**Assigned task**
Go through the entries below and copy each line that holds the word "Jurassic".

*** The data ***

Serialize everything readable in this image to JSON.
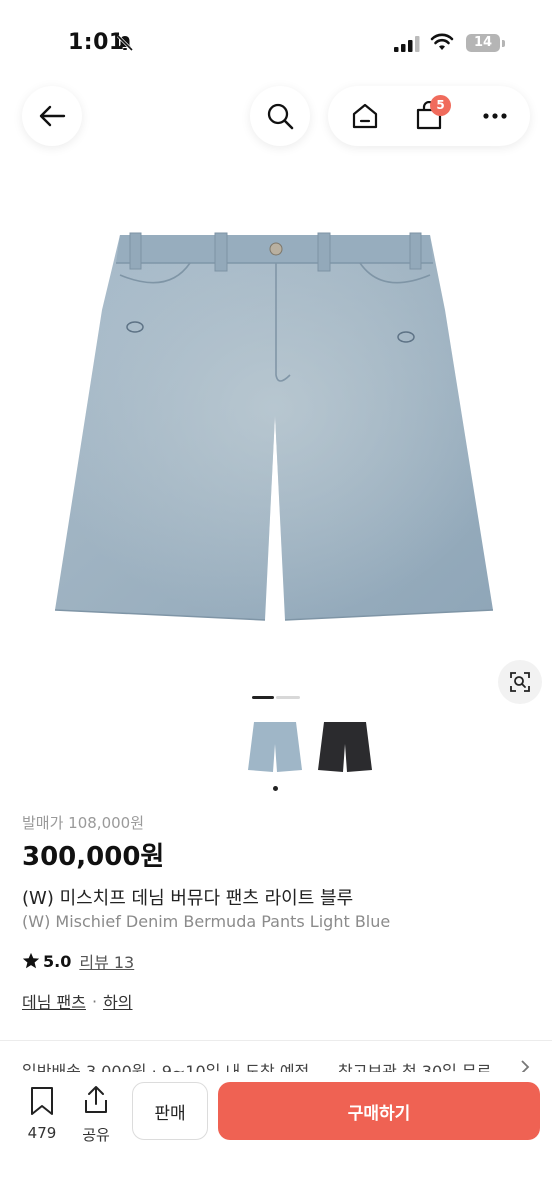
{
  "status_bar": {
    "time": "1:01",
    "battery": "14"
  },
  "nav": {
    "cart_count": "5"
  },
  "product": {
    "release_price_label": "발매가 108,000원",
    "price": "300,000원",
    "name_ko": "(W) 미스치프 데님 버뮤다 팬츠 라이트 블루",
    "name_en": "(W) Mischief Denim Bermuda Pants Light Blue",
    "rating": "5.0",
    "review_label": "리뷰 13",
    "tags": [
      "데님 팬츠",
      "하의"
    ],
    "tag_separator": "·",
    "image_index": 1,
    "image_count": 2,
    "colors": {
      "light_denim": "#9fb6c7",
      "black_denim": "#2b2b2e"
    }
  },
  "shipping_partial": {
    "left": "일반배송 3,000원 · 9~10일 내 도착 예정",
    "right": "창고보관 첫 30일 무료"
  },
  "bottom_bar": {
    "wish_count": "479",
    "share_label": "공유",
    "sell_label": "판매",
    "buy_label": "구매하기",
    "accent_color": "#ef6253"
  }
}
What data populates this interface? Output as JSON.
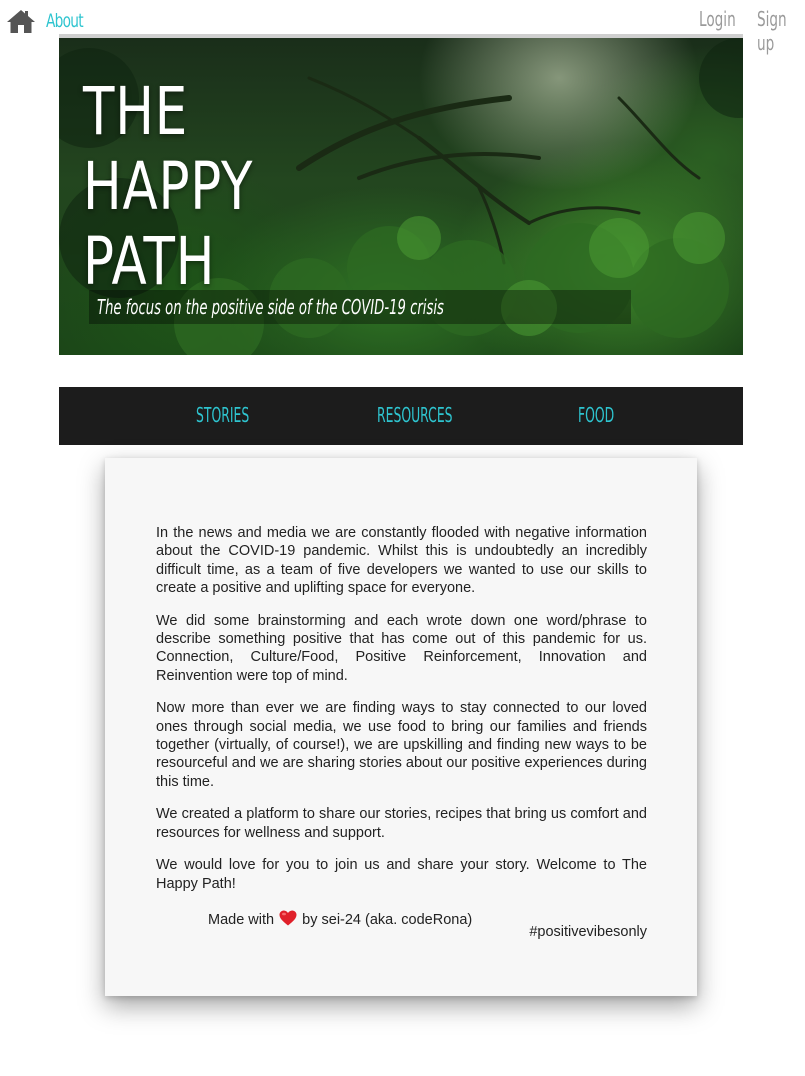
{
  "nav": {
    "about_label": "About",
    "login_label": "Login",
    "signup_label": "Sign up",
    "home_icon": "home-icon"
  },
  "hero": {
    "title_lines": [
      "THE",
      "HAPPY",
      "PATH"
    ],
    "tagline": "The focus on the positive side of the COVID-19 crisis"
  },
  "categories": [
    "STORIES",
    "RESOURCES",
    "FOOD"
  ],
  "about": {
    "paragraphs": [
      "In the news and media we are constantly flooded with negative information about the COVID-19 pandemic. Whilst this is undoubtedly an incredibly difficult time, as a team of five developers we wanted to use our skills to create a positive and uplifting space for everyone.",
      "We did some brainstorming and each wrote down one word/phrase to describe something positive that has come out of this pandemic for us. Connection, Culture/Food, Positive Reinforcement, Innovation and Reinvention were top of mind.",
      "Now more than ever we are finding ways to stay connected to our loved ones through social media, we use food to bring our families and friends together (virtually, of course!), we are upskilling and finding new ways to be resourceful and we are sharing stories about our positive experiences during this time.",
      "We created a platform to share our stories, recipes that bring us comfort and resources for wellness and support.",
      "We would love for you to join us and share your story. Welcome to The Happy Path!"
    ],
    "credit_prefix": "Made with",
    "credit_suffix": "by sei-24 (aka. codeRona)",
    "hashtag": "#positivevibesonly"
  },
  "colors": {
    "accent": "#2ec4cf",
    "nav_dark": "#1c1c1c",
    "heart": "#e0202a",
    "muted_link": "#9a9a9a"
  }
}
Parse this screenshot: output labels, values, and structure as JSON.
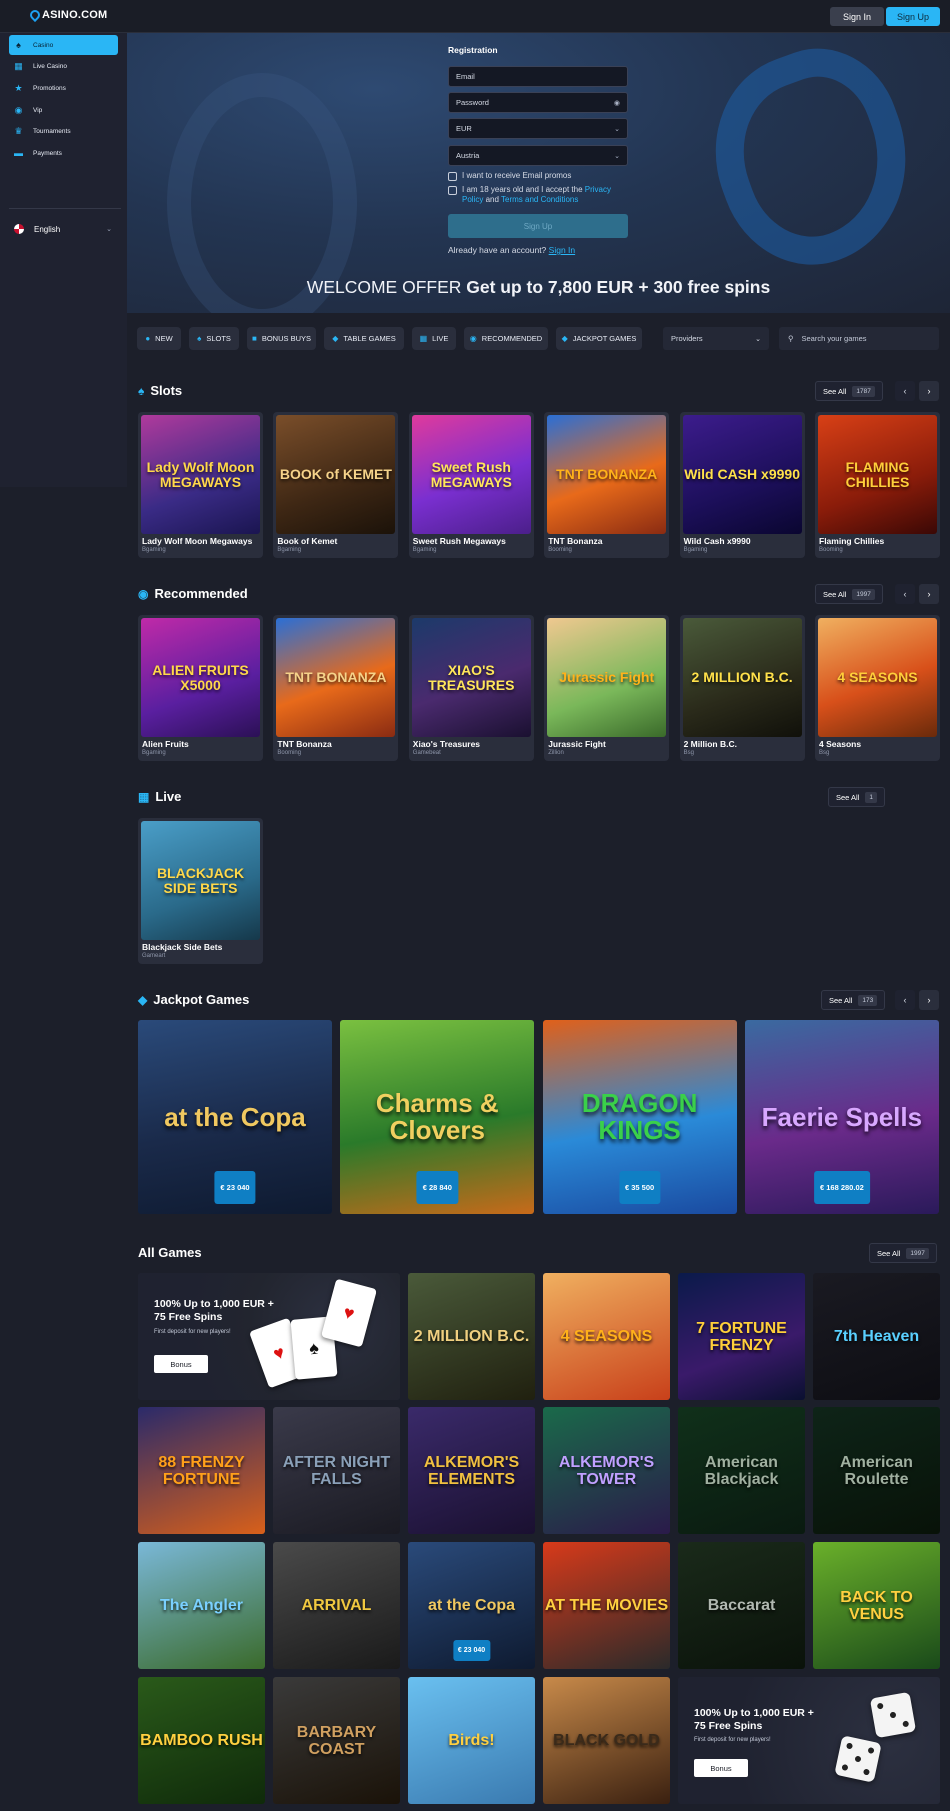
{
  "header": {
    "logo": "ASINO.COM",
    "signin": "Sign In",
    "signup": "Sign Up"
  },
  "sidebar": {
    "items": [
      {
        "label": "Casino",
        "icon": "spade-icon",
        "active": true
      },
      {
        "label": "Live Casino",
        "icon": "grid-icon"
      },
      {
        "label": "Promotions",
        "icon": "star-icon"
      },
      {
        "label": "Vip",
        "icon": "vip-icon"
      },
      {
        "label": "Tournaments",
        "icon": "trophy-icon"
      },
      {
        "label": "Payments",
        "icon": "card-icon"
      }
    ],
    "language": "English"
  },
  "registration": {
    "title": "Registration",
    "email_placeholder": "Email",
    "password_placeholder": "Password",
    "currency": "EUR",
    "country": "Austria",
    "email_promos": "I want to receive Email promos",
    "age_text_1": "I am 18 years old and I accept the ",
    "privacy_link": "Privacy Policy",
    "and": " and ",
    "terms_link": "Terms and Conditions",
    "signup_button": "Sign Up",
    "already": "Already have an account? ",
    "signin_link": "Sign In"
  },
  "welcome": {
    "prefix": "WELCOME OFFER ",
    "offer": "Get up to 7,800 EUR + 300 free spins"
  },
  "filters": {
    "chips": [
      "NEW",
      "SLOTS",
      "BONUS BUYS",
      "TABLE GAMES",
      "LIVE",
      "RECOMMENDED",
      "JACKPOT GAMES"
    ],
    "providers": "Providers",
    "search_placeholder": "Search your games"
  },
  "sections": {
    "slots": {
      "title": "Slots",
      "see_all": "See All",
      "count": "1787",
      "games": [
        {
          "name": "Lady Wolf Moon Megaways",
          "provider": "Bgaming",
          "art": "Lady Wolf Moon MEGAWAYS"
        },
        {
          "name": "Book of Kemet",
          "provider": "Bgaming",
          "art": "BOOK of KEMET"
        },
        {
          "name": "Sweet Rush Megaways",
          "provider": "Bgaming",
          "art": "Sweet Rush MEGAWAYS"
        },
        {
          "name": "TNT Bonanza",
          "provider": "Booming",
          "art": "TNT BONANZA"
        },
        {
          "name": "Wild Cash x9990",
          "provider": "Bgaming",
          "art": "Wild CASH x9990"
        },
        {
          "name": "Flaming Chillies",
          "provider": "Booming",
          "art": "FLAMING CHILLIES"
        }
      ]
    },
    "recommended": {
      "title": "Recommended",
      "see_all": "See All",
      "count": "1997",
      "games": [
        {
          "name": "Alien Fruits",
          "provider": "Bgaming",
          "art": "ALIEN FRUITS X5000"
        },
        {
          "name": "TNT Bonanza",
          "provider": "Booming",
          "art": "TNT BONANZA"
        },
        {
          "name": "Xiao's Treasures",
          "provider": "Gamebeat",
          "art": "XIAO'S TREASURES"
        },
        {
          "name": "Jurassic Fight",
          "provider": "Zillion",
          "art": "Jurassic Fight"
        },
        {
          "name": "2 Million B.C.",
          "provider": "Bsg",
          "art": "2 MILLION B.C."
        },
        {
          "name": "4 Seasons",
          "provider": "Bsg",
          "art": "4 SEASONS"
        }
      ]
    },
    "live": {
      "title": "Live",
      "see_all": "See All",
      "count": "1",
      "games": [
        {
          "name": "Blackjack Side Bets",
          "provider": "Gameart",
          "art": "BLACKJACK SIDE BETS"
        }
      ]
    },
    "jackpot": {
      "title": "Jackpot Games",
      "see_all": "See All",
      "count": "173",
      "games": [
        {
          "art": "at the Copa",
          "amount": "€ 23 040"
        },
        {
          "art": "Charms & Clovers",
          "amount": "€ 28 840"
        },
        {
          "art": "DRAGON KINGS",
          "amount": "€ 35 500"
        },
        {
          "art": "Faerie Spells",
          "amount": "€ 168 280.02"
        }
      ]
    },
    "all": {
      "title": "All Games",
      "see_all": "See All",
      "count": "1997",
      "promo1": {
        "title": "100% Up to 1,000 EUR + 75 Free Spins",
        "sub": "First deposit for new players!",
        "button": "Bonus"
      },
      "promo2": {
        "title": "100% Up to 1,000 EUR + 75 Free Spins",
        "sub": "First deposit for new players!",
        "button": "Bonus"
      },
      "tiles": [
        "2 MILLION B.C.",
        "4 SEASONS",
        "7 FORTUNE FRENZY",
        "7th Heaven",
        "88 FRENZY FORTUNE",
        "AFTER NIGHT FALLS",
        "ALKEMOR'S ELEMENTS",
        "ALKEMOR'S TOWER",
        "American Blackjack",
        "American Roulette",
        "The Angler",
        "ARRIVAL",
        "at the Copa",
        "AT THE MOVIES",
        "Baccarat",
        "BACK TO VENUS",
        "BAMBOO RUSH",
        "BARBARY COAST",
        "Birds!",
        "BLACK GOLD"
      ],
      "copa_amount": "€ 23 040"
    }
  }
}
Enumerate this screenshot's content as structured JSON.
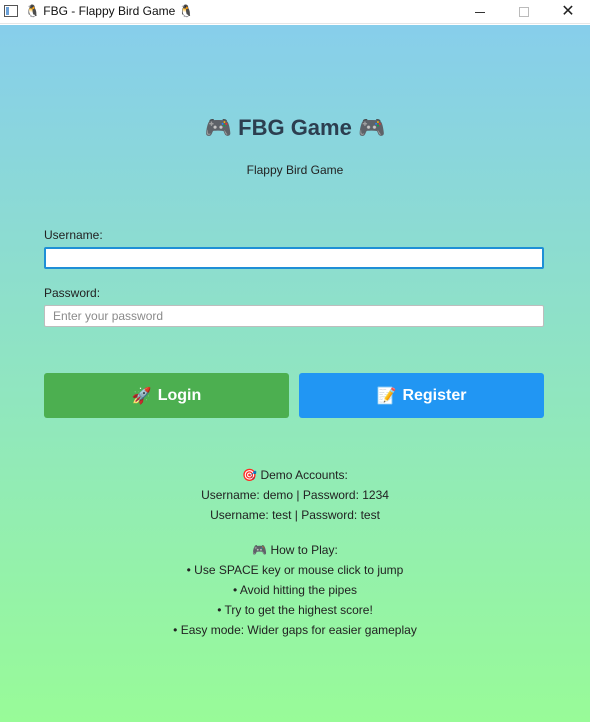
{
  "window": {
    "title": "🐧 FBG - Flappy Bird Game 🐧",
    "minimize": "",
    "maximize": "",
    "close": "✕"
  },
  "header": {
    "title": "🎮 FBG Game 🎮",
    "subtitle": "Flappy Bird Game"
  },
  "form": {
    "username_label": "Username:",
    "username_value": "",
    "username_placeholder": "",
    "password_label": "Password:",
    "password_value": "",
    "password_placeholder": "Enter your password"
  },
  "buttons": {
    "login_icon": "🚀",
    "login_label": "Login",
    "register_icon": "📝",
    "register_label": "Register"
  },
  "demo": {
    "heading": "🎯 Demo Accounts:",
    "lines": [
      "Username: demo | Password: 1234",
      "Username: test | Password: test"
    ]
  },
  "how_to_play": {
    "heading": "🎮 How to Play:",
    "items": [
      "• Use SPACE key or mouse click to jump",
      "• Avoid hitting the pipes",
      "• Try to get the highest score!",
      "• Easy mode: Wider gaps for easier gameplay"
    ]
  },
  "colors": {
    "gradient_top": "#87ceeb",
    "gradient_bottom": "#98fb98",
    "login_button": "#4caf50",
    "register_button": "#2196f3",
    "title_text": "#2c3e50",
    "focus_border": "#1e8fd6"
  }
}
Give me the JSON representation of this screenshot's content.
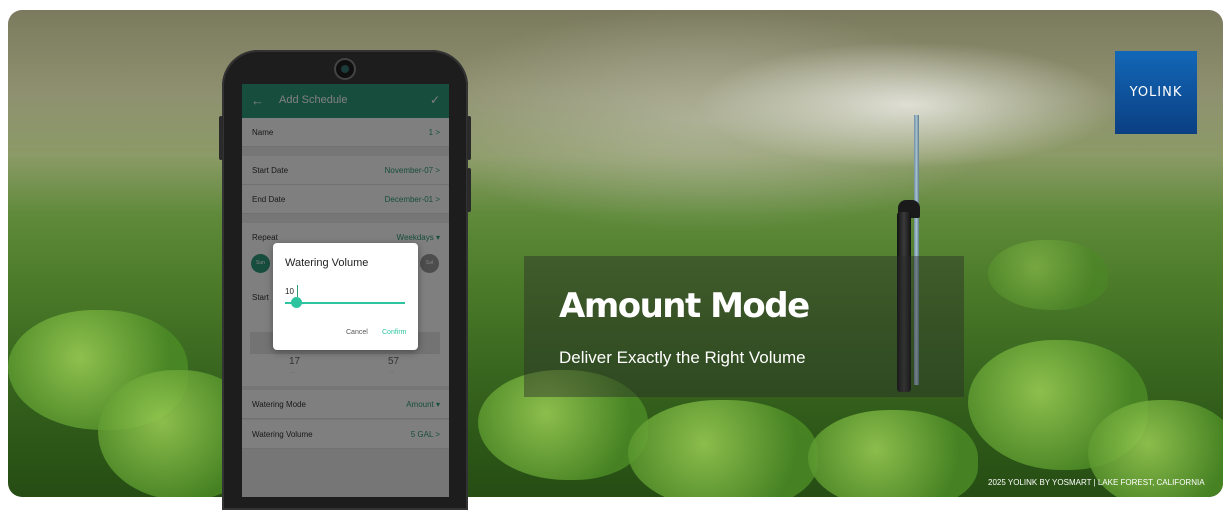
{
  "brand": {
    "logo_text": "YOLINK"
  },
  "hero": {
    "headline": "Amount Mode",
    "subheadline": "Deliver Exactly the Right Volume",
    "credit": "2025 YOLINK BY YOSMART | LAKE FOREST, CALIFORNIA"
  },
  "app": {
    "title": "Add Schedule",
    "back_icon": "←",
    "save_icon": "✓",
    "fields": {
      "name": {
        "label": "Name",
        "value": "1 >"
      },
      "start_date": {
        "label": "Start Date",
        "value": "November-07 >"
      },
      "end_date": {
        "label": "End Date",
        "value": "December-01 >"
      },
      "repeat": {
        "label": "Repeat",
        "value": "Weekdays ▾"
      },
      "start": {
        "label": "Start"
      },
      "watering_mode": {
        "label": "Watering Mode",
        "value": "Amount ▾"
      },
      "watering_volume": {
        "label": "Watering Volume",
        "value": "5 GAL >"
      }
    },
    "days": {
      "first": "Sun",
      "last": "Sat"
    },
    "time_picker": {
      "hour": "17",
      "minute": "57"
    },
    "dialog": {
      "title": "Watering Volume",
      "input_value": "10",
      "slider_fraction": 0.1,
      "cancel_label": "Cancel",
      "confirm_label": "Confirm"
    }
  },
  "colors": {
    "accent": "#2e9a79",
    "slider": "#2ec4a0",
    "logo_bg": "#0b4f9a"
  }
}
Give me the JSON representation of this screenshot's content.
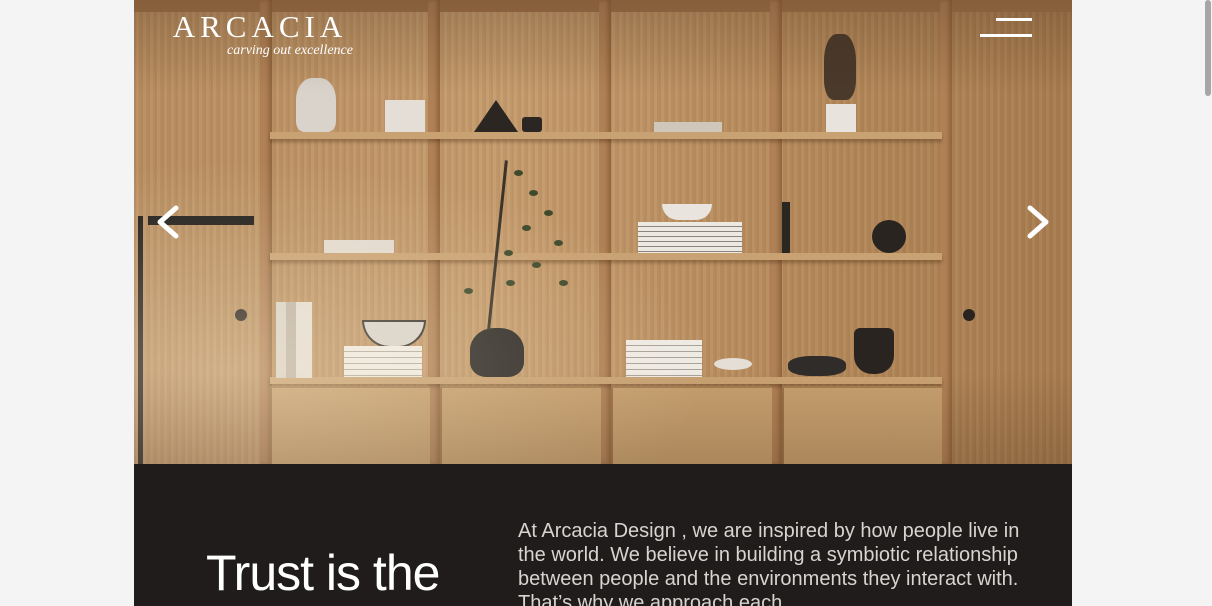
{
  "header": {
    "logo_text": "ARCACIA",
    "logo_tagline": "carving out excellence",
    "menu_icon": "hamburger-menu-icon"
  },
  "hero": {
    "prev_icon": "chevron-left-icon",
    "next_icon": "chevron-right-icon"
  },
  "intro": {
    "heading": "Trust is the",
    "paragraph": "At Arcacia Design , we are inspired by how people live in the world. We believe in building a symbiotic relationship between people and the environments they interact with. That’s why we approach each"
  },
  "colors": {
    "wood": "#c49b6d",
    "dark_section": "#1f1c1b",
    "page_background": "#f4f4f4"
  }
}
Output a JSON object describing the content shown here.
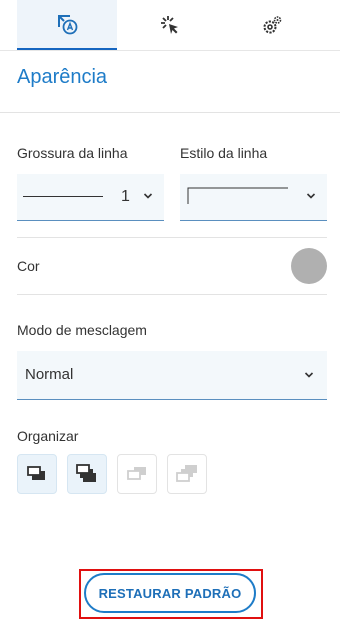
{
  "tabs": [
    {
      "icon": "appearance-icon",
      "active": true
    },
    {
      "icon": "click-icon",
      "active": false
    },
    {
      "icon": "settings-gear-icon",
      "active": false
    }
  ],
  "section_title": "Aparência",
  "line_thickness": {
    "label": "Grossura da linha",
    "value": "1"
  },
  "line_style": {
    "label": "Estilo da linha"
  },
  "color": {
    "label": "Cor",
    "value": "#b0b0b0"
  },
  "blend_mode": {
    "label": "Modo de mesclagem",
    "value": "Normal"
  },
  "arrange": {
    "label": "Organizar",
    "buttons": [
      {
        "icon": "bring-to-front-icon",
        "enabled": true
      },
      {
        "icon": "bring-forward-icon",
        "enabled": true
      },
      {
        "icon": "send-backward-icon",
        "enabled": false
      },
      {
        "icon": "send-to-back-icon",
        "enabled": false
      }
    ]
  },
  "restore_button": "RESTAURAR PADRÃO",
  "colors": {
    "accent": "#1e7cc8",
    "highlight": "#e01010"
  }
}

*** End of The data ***

**Written solution**
          "name": "Jurassic Fight",
          "art": "Jurassic Fight"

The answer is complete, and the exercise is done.